Task prompt: Retype every entry word for word.

Input:
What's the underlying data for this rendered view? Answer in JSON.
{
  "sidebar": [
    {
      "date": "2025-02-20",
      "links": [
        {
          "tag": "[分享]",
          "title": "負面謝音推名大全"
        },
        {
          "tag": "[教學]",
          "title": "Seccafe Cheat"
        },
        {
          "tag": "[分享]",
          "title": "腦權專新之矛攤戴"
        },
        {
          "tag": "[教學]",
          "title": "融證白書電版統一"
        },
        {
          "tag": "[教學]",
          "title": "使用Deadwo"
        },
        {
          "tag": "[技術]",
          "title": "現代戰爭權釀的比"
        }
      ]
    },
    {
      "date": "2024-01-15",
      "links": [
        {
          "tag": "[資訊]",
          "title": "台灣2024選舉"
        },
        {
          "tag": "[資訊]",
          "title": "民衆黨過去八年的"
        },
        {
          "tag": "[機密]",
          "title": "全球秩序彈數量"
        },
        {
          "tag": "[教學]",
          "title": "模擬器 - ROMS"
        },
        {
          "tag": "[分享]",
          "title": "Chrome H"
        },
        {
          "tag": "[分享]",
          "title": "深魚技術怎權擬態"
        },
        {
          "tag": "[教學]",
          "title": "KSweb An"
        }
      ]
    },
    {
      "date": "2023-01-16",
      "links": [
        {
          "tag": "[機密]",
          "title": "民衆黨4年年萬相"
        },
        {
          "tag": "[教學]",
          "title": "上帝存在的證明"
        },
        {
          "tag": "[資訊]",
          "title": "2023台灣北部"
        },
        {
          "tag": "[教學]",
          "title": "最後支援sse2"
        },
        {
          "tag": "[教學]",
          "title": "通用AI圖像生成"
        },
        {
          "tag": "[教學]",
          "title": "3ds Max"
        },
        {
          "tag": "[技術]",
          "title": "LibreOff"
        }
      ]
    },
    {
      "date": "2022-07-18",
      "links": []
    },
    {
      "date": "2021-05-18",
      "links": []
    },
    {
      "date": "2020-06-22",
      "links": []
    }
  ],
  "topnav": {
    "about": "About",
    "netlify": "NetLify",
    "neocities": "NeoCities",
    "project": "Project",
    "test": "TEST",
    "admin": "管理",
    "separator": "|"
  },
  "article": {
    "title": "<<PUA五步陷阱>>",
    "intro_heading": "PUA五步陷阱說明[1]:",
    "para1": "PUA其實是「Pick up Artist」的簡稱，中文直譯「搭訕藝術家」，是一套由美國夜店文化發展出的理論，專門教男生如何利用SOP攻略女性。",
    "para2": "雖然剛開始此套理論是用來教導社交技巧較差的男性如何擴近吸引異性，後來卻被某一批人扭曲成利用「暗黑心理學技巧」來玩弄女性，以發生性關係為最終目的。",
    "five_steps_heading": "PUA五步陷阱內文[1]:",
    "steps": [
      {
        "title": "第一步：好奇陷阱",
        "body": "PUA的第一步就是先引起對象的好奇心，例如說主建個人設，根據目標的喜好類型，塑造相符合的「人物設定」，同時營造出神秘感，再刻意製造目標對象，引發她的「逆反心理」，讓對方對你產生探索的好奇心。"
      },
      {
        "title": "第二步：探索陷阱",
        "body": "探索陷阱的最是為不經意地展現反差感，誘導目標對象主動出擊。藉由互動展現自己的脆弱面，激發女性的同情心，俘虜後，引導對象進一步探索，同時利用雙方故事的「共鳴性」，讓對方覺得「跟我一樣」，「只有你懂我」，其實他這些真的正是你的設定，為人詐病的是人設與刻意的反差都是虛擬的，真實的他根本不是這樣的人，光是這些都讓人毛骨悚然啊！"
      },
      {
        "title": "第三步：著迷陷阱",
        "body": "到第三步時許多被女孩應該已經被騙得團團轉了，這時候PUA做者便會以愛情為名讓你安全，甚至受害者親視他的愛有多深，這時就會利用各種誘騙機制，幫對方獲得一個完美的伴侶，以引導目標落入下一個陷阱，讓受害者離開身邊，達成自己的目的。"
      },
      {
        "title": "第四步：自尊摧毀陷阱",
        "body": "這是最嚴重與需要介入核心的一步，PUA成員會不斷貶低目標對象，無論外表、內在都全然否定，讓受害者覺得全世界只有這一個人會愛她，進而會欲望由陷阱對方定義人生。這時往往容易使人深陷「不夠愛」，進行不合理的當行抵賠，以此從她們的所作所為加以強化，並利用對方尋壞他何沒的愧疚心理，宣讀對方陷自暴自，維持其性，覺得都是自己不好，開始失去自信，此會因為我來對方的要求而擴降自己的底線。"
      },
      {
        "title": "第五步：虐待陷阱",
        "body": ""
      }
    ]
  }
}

Exercise result:
What's the underlying data for this rendered view? Answer in JSON.
{
  "sidebar": [
    {
      "date": "2025-02-20",
      "links": [
        {
          "tag": "[分享]",
          "title": "負面謝音推名大全"
        },
        {
          "tag": "[教學]",
          "title": "Seccafe Cheat"
        },
        {
          "tag": "[分享]",
          "title": "腦權專新之矛攤戴"
        },
        {
          "tag": "[教學]",
          "title": "融證白書電版統一"
        },
        {
          "tag": "[教學]",
          "title": "使用Deadwo"
        },
        {
          "tag": "[技術]",
          "title": "現代戰爭權釀的比"
        }
      ]
    },
    {
      "date": "2024-01-15",
      "links": [
        {
          "tag": "[資訊]",
          "title": "台灣2024選舉"
        },
        {
          "tag": "[資訊]",
          "title": "民衆黨過去八年的"
        },
        {
          "tag": "[機密]",
          "title": "全球秩序彈數量"
        },
        {
          "tag": "[教學]",
          "title": "模擬器 - ROMS"
        },
        {
          "tag": "[分享]",
          "title": "Chrome H"
        },
        {
          "tag": "[分享]",
          "title": "深魚技術怎權擬態"
        },
        {
          "tag": "[教學]",
          "title": "KSweb An"
        }
      ]
    },
    {
      "date": "2023-01-16",
      "links": [
        {
          "tag": "[機密]",
          "title": "民衆黨4年年萬相"
        },
        {
          "tag": "[教學]",
          "title": "上帝存在的證明"
        },
        {
          "tag": "[資訊]",
          "title": "2023台灣北部"
        },
        {
          "tag": "[教學]",
          "title": "最後支援sse2"
        },
        {
          "tag": "[教學]",
          "title": "通用AI圖像生成"
        },
        {
          "tag": "[教學]",
          "title": "3ds Max"
        },
        {
          "tag": "[技術]",
          "title": "LibreOff"
        }
      ]
    },
    {
      "date": "2022-07-18",
      "links": []
    },
    {
      "date": "2021-05-18",
      "links": []
    },
    {
      "date": "2020-06-22",
      "links": []
    }
  ],
  "topnav": {
    "about": "About",
    "netlify": "NetLify",
    "neocities": "NeoCities",
    "project": "Project",
    "test": "TEST",
    "admin": "管理",
    "separator": "|"
  },
  "article": {
    "title": "<<PUA五步陷阱>>",
    "intro_heading": "PUA五步陷阱說明[1]:",
    "para1": "PUA其實是「Pick up Artist」的簡稱，中文直譯「搭訕藝術家」，是一套由美國夜店文化發展出的理論，專門教男生如何利用SOP攻略女性。",
    "para2": "雖然剛開始此套理論是用來教導社交技巧較差的男性如何擴近吸引異性，後來卻被某一批人扭曲成利用「暗黑心理學技巧」來玩弄女性，以發生性關係為最終目的。",
    "five_steps_heading": "PUA五步陷阱內文[1]:",
    "steps": [
      {
        "title": "第一步：好奇陷阱",
        "body": "PUA的第一步就是先引起對象的好奇心，例如說主建個人設，根據目標的喜好類型，塑造相符合的「人物設定」，同時營造出神秘感，再刻意製造目標對象，引發她的「逆反心理」，讓對方對你產生探索的好奇心。"
      },
      {
        "title": "第二步：探索陷阱",
        "body": "探索陷阱的最是為不經意地展現反差感，誘導目標對象主動出擊。藉由互動展現自己的脆弱面，激發女性的同情心，俘虜後，引導對象進一步探索，同時利用雙方故事的「共鳴性」，讓對方覺得「跟我一樣」，「只有你懂我」，其實他這些真的正是你的設定，為人詐病的是人設與刻意的反差都是虛擬的，真實的他根本不是這樣的人，光是這些都讓人毛骨悚然啊！"
      },
      {
        "title": "第三步：著迷陷阱",
        "body": "到第三步時許多被女孩應該已經被騙得團團轉了，這時候PUA做者便會以愛情為名讓你安全，甚至受害者親視他的愛有多深，這時就會利用各種誘騙機制，幫對方獲得一個完美的伴侶，以引導目標落入下一個陷阱，讓受害者離開身邊，達成自己的目的。"
      },
      {
        "title": "第四步：自尊摧毀陷阱",
        "body": "這是最嚴重與需要介入核心的一步，PUA成員會不斷貶低目標對象，無論外表、內在都全然否定，讓受害者覺得全世界只有這一個人會愛她，進而會欲望由陷阱對方定義人生。這時往往容易使人深陷「不夠愛」，進行不合理的當行抵賠，以此從她們的所作所為加以強化，並利用對方尋壞他何沒的愧疚心理，宣讀對方陷自暴自，維持其性，覺得都是自己不好，開始失去自信，此會因為我來對方的要求而擴降自己的底線。"
      },
      {
        "title": "第五步：虐待陷阱",
        "body": ""
      }
    ]
  }
}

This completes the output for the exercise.